Human interest in high-status people is nothing new. It’s a healthy shortcut in selecting competent leaders. What’s new is that the typical American adult now spends nine hours each day — more than any other waking activity — consuming some form of media. What’s new is that, over the past two to four decades, media culture has grown to saturate our psychologies with the managed images and vivid, intimate detail of these toweringly famous, wealthy and beautiful people.

The saturation has warped our aspirations and made us delusional. Thirty percent of us think we will become famous; 45 percent think we will become wealthy.

What’s also new is the global economy. Its eclipse of local life and endeavor has left most of us with no place to satisfy our healthy need for recognition of our modest but real talents and contributions.

Thirty years ago, the average pay for the top hundred American CEOs was $1.2 million in today’s dollars; by 2006, it was $51 million. Millionaires – 9 million in the U.S — have become almost ordinary in a world with more than 1,000 billionaires.

Last year, the University of Pennsylvania rejected one-third of high school valedictorians and 70 percent of those with near-perfect SAT scores.

In 2008, our hyper-oxygenated goals and expectations finally crashed against our abilities and our ability to pay. The good news is that we are ready to question these goals and role models and, in the process, to redefine the meaning of success in America.

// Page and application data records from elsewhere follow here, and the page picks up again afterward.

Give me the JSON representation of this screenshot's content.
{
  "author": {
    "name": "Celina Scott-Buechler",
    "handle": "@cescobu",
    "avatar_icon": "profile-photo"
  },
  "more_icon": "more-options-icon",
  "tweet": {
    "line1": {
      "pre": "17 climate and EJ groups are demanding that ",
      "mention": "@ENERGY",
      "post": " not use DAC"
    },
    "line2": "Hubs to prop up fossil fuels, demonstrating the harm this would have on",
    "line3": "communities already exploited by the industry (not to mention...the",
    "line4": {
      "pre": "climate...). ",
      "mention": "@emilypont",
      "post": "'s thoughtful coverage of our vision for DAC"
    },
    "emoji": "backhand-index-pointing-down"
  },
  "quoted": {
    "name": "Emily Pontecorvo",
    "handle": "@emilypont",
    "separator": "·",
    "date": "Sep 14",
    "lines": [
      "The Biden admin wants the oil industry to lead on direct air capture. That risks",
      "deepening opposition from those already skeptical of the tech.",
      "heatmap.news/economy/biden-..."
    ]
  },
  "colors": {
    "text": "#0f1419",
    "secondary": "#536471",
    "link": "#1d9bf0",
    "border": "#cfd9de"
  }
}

Lyme resident Jim Rubens’ new book, “OverSuccess: Healing the American Obsession with Wealth, Fame, Power and Perfection,” was published in October by Greenleaf Press. Learn more at